Task goal =
Locate each line in the records containing "chart". Copy it.

Dataset records =
- - - - -

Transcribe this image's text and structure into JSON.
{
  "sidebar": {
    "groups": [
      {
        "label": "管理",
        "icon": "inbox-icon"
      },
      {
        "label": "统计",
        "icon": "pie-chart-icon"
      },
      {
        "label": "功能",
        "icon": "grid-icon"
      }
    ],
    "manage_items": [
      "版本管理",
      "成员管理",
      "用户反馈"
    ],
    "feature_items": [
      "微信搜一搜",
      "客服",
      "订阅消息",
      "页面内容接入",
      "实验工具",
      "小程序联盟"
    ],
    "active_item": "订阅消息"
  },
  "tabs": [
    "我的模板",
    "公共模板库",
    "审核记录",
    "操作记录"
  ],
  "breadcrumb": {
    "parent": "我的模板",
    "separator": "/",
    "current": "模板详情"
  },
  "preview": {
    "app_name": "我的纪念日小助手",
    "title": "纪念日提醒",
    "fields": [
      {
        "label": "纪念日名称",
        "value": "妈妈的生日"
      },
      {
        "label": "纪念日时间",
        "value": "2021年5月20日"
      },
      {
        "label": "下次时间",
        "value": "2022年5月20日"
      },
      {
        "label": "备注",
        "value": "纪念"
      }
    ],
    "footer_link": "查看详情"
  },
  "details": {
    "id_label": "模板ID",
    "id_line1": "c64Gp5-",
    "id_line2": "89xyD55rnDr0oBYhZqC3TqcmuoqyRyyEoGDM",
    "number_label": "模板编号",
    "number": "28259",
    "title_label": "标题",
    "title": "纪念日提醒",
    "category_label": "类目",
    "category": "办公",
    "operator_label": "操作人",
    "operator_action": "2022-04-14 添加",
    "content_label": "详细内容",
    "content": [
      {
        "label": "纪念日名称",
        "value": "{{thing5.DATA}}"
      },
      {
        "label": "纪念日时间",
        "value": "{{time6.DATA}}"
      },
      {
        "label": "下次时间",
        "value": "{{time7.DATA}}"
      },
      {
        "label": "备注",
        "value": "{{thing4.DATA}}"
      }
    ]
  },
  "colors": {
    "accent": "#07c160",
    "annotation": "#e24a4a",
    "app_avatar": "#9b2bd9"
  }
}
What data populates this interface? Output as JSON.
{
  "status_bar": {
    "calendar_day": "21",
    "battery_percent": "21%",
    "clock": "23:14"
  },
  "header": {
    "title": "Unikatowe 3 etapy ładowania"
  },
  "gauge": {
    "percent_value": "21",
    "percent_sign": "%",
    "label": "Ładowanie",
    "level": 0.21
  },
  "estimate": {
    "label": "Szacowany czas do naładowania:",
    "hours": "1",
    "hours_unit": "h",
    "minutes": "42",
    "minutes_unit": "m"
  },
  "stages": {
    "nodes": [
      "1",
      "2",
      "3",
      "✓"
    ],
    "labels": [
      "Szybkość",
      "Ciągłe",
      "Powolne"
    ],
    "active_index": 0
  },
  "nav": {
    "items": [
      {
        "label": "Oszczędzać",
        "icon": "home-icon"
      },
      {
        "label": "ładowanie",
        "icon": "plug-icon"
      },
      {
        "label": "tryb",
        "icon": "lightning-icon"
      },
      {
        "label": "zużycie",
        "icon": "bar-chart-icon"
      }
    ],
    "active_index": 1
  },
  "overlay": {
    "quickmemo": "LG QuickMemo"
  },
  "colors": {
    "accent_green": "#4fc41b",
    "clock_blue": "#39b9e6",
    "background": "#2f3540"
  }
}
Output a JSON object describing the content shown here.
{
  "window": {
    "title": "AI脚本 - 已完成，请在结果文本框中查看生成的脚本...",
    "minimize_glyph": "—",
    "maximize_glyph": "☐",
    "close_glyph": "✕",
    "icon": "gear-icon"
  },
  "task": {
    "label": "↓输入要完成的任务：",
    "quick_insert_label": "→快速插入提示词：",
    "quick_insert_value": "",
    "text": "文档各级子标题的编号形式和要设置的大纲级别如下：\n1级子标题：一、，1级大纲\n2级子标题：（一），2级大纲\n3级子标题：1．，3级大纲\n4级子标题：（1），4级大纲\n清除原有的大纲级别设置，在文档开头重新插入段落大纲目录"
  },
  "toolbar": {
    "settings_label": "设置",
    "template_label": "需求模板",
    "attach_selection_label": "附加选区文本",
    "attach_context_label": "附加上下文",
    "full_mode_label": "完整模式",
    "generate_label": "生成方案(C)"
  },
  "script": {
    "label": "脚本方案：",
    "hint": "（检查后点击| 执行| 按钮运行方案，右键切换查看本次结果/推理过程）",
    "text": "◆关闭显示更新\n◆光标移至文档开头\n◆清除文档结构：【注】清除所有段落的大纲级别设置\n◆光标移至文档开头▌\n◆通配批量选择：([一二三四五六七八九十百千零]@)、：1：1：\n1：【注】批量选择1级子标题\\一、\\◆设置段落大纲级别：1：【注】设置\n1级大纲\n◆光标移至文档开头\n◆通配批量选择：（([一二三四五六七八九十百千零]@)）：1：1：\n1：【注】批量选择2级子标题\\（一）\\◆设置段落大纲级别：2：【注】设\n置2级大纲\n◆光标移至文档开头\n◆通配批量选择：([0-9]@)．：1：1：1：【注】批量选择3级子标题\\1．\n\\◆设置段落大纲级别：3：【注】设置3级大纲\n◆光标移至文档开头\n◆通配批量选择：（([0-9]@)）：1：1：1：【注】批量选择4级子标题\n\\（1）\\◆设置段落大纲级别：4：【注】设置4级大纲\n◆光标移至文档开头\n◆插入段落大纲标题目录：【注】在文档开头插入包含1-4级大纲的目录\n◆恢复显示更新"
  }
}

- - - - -

Final answer =
        "icon": "pie-chart-icon"
        "icon": "bar-chart-icon"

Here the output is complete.